As one might expect, the fan response to these advances has covered the whole spectrum of opinions. But in combination with other emerging technologies that aren’t directly related to the pandemic and the absence of crowds, some intriguing opportunities begin to appear.
One such example is MultiView. While remote production is altering the supply side of content delivery, MultiView is bringing a new dimension to the demand side, enabling the viewer to become the director and watch the action or entertainment from whichever camera they choose at any given moment. This opens up entirely new opportunities for fan interaction, engagement and experience – none of which would be available if attending an event in person – as well as attractive new revenue streams for teams and rightsholders.
But what of the traditional revenue? It is often the premium services that make the most profit. In the sports context, the VIP hospitality experience comes with a corresponding price tag – an important revenue stream that all sports have, to a great extent, lost.
Take a typical motorsport event with a traditional three-tiered fan engagement structure: an extremely select few enjoying in person pit-lane hospitality; the atmospheric thrill of a seat in the stands amongst the masses; or an armchair and television in your front room. All three have both pros and cons from the perspectives of sponsors, brands and customers. But what if there was a fourth option?

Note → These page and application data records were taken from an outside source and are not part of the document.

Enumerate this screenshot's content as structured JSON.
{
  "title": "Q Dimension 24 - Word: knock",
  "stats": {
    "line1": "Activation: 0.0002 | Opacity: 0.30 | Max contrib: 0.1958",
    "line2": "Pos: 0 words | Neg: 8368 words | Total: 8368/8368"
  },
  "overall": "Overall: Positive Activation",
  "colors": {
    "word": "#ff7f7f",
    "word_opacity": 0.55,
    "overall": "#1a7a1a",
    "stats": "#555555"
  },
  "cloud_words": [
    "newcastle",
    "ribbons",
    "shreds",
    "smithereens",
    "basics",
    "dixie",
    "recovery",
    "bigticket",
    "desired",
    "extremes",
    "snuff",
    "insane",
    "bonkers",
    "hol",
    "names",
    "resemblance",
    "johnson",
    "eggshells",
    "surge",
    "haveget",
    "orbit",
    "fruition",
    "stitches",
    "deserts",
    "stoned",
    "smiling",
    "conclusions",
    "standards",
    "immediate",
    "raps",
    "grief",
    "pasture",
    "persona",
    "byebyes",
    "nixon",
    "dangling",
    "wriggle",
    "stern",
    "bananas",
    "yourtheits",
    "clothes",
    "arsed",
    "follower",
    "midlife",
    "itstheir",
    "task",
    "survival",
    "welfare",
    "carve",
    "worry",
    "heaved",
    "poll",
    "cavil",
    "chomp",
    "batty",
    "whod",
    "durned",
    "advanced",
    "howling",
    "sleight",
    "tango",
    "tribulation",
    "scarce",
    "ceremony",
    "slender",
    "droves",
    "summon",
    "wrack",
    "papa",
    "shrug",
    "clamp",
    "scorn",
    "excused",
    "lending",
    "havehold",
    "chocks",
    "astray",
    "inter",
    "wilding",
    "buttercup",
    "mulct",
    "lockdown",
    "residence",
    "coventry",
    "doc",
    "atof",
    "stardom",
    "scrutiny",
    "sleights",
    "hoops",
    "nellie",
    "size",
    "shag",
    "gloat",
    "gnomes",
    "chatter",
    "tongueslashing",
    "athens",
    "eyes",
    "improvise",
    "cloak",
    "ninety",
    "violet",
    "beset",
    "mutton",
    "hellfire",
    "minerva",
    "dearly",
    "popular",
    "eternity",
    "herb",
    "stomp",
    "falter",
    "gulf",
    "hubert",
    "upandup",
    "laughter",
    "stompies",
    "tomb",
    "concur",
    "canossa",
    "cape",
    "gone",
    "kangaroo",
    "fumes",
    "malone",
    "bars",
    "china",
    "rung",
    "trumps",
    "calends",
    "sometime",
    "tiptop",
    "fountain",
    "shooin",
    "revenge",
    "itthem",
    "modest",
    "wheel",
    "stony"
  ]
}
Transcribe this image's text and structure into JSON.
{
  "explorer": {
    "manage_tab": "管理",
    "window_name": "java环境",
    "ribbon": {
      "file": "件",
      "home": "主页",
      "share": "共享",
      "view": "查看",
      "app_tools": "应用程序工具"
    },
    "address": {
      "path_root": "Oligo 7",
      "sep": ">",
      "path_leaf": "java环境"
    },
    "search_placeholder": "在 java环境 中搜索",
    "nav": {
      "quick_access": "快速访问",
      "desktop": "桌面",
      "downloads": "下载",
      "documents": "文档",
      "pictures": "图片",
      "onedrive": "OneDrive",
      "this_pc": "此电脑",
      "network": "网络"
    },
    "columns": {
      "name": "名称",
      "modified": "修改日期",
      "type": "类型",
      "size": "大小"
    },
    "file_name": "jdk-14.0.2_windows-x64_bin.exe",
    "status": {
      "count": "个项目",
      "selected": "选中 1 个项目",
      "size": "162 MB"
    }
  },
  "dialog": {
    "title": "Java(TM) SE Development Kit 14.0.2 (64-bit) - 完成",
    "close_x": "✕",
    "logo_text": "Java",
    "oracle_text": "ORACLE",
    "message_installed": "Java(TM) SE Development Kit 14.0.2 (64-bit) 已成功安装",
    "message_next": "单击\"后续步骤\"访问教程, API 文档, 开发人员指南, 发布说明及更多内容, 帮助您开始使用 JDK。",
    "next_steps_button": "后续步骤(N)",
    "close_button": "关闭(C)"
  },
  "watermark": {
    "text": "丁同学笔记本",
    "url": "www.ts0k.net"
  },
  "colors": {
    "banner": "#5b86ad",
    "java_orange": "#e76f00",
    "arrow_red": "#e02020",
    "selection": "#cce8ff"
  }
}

Who amongst us hasn’t been to a major sporting or entertainment event and thought, “that was great, but I could actually have seen more of what was happening at home on the TV”? The overall venue experience is a key reason why live sport and entertainment is so popular. But what if you combine the best of both worlds? What if technology could be used not simply to offer an alternative to the real thing, but to help create a fan experience that might, in many ways, be even better than the real thing?
A new world emerges
The pandemic has exposed a gap that technology can profitably fill. A premium, personalised offering, taking elements from on-site corporate hospitality, the mass-market live in-person experience, as well as streamed and linear TV to create something entirely new – a combination of exclusive live content and full control of the viewing experience, all from the comfort of home. A unique experience for the viewer, at a fraction of the cost of traditional hospitality and with almost unlimited scalability for the sponsors and rights holders. This has the potential to create an entirely new form of entertainment and revolutionise corporate hospitality in sports sponsorship. Ultimately, and regardless of the uncertainties the world still faces, one thing is clear. We have been through a fundamental shift. These technology-driven solutions are no longer simply maintaining the status quo of where we were before the pandemic began. Rather, they have opened the door to a whole host of new possibilities. Organisations that don’t step through will fall victim to those that do.